Dataset rows describing interfaces:
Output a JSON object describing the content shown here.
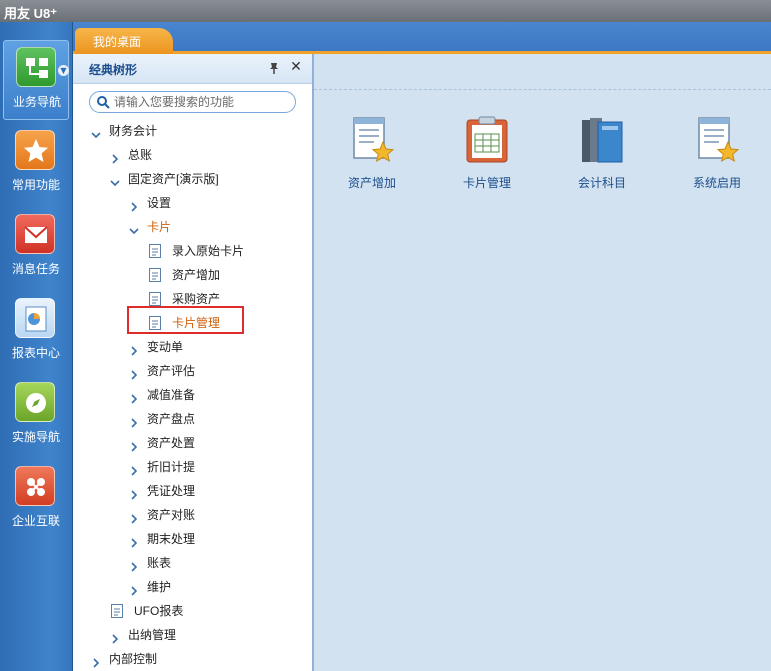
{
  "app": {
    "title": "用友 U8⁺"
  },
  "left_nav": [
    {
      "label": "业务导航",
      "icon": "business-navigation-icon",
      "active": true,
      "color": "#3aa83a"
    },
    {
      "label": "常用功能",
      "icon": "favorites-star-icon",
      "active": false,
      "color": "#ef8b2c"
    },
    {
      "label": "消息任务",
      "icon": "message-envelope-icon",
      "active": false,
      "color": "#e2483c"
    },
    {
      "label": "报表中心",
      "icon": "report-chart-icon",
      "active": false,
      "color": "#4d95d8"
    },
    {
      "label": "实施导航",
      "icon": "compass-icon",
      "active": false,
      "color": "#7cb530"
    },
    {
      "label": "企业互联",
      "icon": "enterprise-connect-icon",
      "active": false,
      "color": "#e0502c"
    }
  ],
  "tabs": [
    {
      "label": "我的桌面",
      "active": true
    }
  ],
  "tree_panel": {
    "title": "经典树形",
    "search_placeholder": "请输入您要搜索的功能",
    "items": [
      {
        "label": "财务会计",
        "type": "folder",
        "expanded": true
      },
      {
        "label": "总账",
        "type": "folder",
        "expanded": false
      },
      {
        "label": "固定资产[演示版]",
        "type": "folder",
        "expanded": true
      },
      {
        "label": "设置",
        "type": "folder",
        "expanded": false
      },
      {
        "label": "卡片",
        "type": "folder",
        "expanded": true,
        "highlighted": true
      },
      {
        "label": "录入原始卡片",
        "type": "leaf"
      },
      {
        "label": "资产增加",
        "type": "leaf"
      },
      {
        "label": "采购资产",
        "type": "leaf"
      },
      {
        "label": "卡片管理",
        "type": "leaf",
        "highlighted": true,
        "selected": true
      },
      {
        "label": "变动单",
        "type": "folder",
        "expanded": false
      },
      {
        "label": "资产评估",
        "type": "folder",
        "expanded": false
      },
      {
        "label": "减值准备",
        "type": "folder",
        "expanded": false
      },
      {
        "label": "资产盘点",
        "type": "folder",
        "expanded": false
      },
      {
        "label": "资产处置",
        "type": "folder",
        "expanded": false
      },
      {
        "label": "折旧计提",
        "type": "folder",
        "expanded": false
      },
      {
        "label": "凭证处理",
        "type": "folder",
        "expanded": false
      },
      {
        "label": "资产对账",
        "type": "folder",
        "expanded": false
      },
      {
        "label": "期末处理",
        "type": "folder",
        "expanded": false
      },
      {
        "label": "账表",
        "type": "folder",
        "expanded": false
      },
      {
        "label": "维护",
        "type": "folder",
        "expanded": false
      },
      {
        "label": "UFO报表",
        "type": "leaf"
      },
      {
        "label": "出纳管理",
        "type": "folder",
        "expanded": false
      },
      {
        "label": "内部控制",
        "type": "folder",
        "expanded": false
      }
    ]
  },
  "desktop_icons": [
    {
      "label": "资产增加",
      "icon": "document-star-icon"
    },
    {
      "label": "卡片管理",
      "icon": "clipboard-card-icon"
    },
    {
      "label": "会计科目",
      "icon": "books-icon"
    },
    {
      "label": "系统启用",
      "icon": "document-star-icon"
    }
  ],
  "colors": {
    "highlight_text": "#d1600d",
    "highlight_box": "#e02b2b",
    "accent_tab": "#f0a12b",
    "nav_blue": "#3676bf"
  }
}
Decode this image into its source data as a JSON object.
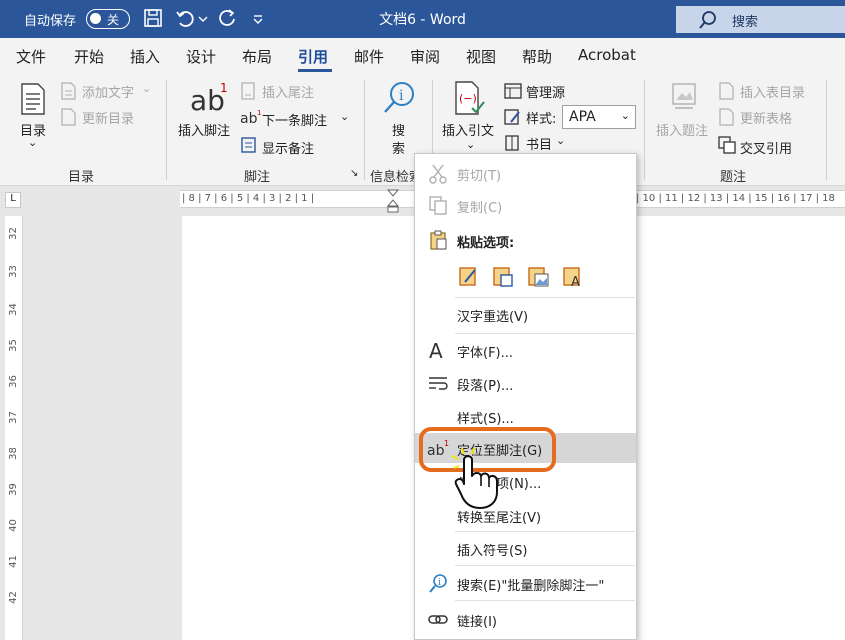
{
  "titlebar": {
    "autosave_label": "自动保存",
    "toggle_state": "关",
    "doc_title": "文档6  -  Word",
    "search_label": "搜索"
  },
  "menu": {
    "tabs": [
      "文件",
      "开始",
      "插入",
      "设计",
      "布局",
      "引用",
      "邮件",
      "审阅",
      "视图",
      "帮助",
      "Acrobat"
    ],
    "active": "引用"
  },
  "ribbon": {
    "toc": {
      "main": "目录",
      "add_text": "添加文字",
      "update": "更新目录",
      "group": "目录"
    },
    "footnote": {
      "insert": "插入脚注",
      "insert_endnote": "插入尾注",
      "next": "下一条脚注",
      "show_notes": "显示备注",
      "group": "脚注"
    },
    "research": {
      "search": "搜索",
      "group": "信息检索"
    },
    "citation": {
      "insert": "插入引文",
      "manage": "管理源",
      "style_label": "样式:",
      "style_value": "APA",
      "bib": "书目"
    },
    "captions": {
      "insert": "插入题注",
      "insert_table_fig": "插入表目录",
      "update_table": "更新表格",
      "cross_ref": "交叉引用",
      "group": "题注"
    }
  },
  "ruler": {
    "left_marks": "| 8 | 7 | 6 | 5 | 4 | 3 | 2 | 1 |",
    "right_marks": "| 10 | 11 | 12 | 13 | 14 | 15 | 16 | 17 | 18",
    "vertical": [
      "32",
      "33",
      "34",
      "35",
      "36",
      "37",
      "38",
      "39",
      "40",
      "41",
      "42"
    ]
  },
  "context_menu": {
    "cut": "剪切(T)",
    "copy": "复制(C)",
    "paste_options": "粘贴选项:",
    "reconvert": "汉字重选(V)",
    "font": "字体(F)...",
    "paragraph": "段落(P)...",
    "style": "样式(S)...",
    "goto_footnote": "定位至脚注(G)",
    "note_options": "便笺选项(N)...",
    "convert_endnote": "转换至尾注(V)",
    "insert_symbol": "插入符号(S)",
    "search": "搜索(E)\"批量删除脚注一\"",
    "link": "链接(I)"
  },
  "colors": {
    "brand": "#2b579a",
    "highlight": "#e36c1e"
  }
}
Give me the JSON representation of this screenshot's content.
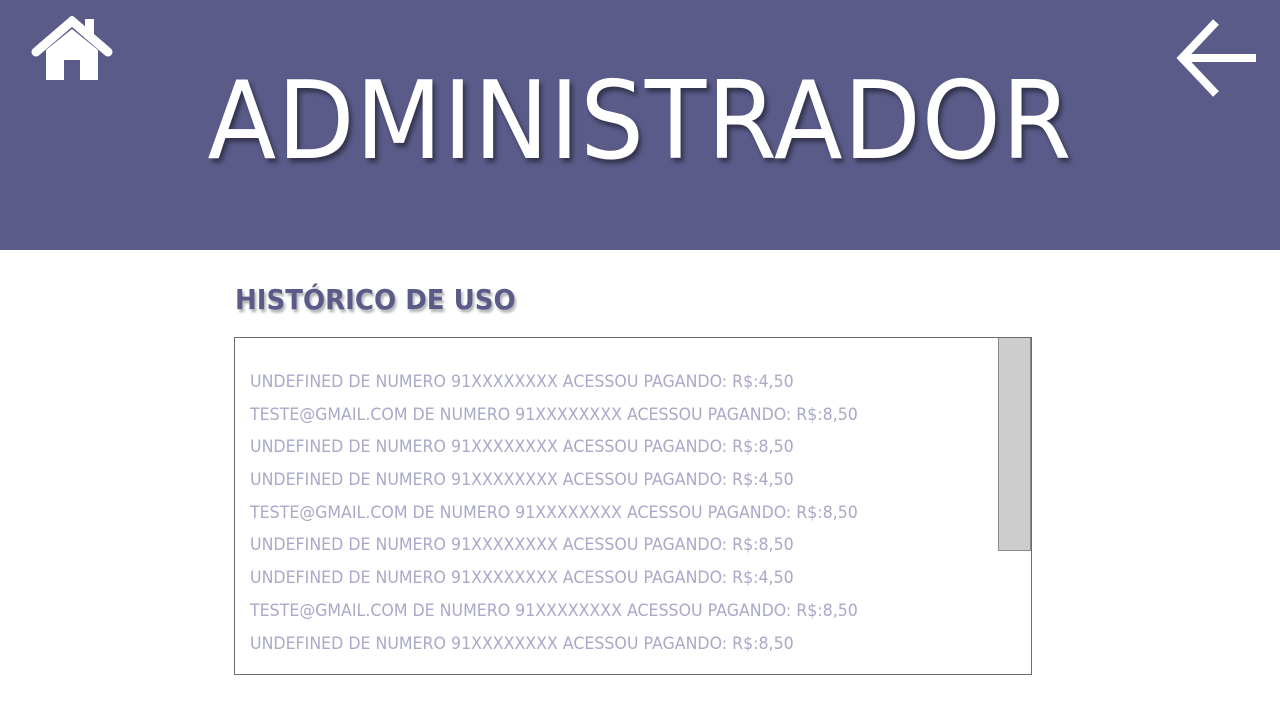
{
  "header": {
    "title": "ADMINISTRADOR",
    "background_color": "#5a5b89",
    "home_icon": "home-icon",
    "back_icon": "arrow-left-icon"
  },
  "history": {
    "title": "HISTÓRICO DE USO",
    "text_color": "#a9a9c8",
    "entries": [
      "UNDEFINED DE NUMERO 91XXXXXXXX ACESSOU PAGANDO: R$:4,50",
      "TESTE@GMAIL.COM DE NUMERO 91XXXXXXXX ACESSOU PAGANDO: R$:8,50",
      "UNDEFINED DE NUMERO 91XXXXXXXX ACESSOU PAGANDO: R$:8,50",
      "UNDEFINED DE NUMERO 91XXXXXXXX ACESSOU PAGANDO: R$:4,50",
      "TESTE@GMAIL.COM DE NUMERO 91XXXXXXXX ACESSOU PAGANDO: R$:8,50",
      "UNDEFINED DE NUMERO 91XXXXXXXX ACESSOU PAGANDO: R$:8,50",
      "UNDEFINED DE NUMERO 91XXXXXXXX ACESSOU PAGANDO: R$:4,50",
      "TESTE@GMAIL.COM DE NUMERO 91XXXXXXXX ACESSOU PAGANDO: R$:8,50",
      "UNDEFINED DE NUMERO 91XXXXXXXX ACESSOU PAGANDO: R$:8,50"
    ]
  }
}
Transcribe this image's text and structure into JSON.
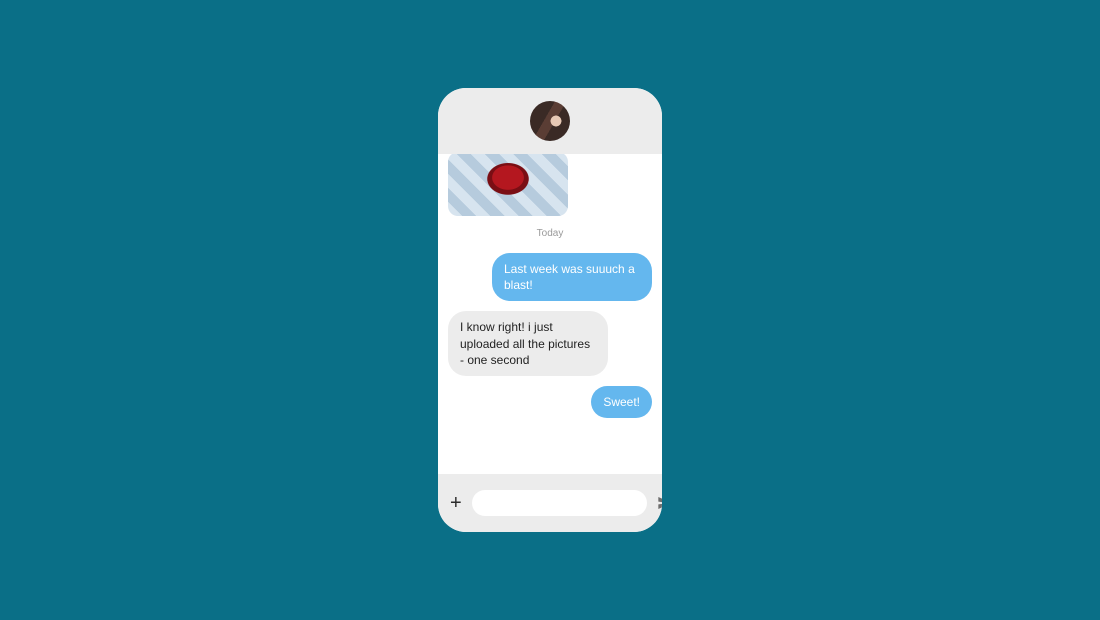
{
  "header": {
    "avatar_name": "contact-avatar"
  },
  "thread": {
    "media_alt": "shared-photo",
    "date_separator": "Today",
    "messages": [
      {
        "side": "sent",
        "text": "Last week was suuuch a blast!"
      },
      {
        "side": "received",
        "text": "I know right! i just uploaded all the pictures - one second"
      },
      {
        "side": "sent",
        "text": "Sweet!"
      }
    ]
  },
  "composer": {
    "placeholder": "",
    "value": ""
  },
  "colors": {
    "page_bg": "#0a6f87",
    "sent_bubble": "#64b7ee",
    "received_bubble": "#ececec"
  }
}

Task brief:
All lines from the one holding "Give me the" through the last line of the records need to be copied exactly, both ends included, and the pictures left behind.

Output for this exercise:
Give me the JSON representation of this screenshot's content.
{
  "header": {
    "title": "ADMINISTRADOR",
    "background_color": "#5a5b89",
    "home_icon": "home-icon",
    "back_icon": "arrow-left-icon"
  },
  "history": {
    "title": "HISTÓRICO DE USO",
    "text_color": "#a9a9c8",
    "entries": [
      "UNDEFINED DE NUMERO 91XXXXXXXX ACESSOU PAGANDO: R$:4,50",
      "TESTE@GMAIL.COM DE NUMERO 91XXXXXXXX ACESSOU PAGANDO: R$:8,50",
      "UNDEFINED DE NUMERO 91XXXXXXXX ACESSOU PAGANDO: R$:8,50",
      "UNDEFINED DE NUMERO 91XXXXXXXX ACESSOU PAGANDO: R$:4,50",
      "TESTE@GMAIL.COM DE NUMERO 91XXXXXXXX ACESSOU PAGANDO: R$:8,50",
      "UNDEFINED DE NUMERO 91XXXXXXXX ACESSOU PAGANDO: R$:8,50",
      "UNDEFINED DE NUMERO 91XXXXXXXX ACESSOU PAGANDO: R$:4,50",
      "TESTE@GMAIL.COM DE NUMERO 91XXXXXXXX ACESSOU PAGANDO: R$:8,50",
      "UNDEFINED DE NUMERO 91XXXXXXXX ACESSOU PAGANDO: R$:8,50"
    ]
  }
}
Transcribe this image's text and structure into JSON.
{
  "header": {
    "avatar_name": "contact-avatar"
  },
  "thread": {
    "media_alt": "shared-photo",
    "date_separator": "Today",
    "messages": [
      {
        "side": "sent",
        "text": "Last week was suuuch a blast!"
      },
      {
        "side": "received",
        "text": "I know right! i just uploaded all the pictures - one second"
      },
      {
        "side": "sent",
        "text": "Sweet!"
      }
    ]
  },
  "composer": {
    "placeholder": "",
    "value": ""
  },
  "colors": {
    "page_bg": "#0a6f87",
    "sent_bubble": "#64b7ee",
    "received_bubble": "#ececec"
  }
}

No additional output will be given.